**What you should do**:
Say how many of the lines below include the word "caption", and write nothing else.

[Start of Attachment]

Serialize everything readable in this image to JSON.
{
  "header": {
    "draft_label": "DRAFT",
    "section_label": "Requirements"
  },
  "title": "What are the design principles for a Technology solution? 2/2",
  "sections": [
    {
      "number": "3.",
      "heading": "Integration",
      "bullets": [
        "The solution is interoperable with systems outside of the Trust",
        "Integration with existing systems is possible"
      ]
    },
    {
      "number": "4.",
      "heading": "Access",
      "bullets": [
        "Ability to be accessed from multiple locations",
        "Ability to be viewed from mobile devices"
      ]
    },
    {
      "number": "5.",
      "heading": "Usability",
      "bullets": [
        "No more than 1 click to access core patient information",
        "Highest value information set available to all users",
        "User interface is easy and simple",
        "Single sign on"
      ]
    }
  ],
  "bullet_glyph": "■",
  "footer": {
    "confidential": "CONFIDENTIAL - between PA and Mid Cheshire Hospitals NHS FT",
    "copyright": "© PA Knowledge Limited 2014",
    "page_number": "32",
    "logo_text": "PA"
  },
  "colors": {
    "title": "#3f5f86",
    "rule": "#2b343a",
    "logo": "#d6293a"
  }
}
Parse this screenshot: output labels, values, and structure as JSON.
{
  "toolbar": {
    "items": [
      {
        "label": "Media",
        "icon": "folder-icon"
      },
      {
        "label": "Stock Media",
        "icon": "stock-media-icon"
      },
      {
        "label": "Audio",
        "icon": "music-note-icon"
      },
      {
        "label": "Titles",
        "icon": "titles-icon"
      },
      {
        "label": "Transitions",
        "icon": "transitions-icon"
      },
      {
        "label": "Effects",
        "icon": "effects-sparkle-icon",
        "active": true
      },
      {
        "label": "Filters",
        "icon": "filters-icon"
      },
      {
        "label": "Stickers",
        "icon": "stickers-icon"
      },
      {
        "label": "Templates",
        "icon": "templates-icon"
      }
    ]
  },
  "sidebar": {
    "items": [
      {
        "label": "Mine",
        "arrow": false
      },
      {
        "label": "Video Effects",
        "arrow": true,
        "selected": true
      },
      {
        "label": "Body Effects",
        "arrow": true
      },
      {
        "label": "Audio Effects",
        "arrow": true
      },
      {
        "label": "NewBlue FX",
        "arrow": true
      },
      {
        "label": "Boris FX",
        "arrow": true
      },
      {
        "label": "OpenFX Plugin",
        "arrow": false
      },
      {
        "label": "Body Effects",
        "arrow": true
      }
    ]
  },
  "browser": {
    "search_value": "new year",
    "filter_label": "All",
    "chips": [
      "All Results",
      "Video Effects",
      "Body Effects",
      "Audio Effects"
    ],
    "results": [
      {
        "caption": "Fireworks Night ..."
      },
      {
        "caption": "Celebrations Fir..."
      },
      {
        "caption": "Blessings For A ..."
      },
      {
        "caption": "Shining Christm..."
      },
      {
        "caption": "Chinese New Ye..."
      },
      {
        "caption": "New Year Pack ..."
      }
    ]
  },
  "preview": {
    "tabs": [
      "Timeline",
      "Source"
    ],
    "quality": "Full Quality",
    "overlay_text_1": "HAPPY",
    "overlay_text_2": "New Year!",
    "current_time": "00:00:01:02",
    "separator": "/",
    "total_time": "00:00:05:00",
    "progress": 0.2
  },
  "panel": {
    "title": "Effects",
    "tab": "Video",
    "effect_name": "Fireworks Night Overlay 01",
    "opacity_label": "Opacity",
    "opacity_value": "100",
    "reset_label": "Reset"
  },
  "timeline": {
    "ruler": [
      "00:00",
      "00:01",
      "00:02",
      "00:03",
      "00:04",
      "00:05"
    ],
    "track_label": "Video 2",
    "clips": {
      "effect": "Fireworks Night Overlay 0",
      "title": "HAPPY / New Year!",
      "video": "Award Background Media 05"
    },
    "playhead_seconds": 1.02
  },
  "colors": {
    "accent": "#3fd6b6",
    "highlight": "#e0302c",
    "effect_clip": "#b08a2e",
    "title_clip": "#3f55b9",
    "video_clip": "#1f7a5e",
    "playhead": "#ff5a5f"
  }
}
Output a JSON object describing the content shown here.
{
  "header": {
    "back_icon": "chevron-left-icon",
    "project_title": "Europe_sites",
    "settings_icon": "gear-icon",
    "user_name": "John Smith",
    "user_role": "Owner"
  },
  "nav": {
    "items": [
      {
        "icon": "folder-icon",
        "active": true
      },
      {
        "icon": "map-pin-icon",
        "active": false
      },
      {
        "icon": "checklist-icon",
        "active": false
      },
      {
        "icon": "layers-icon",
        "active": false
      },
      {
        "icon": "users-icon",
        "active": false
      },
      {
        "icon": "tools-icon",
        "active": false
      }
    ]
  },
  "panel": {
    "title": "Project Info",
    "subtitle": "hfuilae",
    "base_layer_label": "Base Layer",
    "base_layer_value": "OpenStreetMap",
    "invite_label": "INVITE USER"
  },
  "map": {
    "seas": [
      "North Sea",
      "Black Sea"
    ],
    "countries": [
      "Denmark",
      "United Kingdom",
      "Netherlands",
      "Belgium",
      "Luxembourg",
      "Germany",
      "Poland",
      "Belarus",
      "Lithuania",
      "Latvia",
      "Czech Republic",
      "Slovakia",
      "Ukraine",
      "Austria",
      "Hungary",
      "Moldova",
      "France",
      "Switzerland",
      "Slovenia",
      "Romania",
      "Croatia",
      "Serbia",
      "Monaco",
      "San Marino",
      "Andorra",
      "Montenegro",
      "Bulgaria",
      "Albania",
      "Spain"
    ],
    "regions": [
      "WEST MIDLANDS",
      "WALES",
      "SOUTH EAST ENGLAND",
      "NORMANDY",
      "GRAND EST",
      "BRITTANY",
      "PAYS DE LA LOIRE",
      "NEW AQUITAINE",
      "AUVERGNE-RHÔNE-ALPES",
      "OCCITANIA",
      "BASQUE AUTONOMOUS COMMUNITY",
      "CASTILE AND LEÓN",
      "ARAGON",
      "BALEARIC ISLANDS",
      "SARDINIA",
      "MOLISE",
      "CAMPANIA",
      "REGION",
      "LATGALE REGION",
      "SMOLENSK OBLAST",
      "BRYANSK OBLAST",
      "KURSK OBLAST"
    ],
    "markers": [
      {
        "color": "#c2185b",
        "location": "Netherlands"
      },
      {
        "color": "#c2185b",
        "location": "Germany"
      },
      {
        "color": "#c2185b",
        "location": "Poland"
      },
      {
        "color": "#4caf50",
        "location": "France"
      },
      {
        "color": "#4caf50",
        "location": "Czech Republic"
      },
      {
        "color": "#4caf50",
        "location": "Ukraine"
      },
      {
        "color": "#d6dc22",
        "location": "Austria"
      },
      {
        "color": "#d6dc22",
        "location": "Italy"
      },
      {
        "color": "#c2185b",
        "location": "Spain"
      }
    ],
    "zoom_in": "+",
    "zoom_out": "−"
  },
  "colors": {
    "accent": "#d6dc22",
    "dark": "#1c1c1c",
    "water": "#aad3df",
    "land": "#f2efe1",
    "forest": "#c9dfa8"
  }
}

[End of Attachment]

**Result of this task**:
6